- _What the task asks_
Filter this data down to the lines that hold "レコードの取得条件", and copy them.

• • • •

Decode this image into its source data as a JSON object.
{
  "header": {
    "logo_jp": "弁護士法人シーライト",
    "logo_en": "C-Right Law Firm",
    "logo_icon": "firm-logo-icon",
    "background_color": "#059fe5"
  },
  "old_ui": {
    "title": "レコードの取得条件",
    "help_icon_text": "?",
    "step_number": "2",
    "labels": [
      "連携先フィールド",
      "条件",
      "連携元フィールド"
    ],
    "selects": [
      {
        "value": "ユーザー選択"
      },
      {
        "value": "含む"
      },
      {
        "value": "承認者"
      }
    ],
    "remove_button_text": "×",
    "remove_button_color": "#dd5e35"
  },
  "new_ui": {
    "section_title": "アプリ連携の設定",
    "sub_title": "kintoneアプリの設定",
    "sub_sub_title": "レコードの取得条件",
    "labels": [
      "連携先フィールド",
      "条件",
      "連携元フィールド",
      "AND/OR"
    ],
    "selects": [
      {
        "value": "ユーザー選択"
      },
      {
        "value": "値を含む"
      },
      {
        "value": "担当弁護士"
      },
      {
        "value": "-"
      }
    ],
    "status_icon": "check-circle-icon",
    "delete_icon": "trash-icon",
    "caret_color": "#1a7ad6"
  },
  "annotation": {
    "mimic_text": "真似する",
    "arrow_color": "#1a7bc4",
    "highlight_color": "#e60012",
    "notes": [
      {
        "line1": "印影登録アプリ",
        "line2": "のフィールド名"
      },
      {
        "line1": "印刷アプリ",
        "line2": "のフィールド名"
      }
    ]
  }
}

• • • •

- _Expected answer_
    "title": "レコードの取得条件",
    "sub_sub_title": "レコードの取得条件",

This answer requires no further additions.